VICTORIA -- Though the musicians of the Victoria Symphony may have been practicing in isolation due to the pandemic, Thursday night they will be coming together for a performance like no other concert before it.

Multiple cameras have been added to the traditional ensemble of violins, cellos and timpani to bring the Victoria Symphony Virtual Season online for orchestra concert goers.

The symphony’s associate conductor says even though the orchestra is not accustomed to performing to an empty concert hall, its members are thrilled to be making music after the COVID-19 pandemic silenced their season.

“The musicians are pouring their hearts into this music and I think it will be a different experience,” said Victoria Symphony associate conductor Joey Pietraroia. “You will be able to see the orchestra from various angles, so in some ways you’re even closer to the musicians even though you’re not in the hall.”

Pietrarioa says the at-home audience is offered a wide range camera angles providing a close-up look at the musicians and their instruments as they perform. Viewers will also get shots of the conductor that would not be possible in a live concert. He says by taking the performance online, the symphony is able to offer a much more intimate concert experience.

“We hope people experience the joy they had when they were in the concert hall and know that we are all waiting for the time we can be together again,” said Pietrarioa. “I know this is something they will all enjoy in the meantime.”

In March, COVID-19 presented a number of challenges to the symphony and its musicians. The lockdown not only cancelled the remainder of the symphony’s 2020 concert series, the musicians were forced to practice their craft as solitary musicians and not as a full orchestra.

“You want to be able to express this music, so when you have colleagues to play with and you hear all the harmonies with all the other instruments, it makes for a rich experience,” said Pietrarioa. “We hope all of our concert goers will tune in and maybe even people who haven’t been to the symphony before may want to see what we do from a very different angle.”

The first musical performance of the virtual season is The Four Seasons, composed by Antonio Vivaldi. The concert will be available on the Victoria Symphony website starting Thursday at 7:30 p.m. Thursday’s inaugural performance as well as future performances will remain on the symphony’s website for 30 days. 

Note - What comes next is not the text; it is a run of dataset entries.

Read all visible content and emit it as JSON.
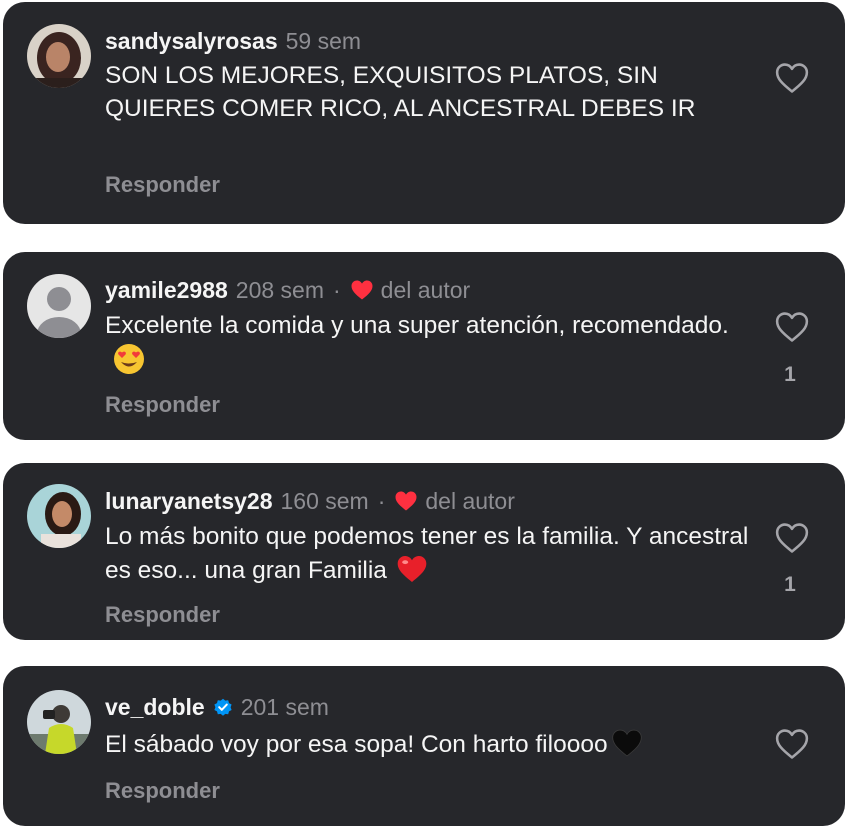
{
  "comments": [
    {
      "username": "sandysalyrosas",
      "time": "59 sem",
      "text": "SON LOS MEJORES, EXQUISITOS PLATOS, SIN QUIERES COMER RICO, AL ANCESTRAL DEBES IR",
      "reply_label": "Responder",
      "liked_by_author": false,
      "like_count": ""
    },
    {
      "username": "yamile2988",
      "time": "208 sem",
      "dot": "·",
      "author_like_label": "del autor",
      "text": "Excelente la comida y una super atención, recomendado.",
      "emoji": "heart-eyes-emoji",
      "reply_label": "Responder",
      "liked_by_author": true,
      "like_count": "1"
    },
    {
      "username": "lunaryanetsy28",
      "time": "160 sem",
      "dot": "·",
      "author_like_label": "del autor",
      "text": "Lo más bonito que podemos tener es la familia. Y ancestral es eso... una gran Familia",
      "emoji": "red-heart-emoji",
      "reply_label": "Responder",
      "liked_by_author": true,
      "like_count": "1"
    },
    {
      "username": "ve_doble",
      "verified": true,
      "time": "201 sem",
      "text": "El sábado voy por esa sopa! Con harto filoooo",
      "emoji": "black-heart-emoji",
      "reply_label": "Responder",
      "liked_by_author": false,
      "like_count": ""
    }
  ],
  "colors": {
    "card_background": "#26272b",
    "text_primary": "#f5f5f5",
    "text_secondary": "#8e8e93",
    "author_heart": "#ff3040",
    "verified_badge": "#0095f6"
  }
}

“The performances are going to be exciting and wonderful experiences,” Pietraroia said.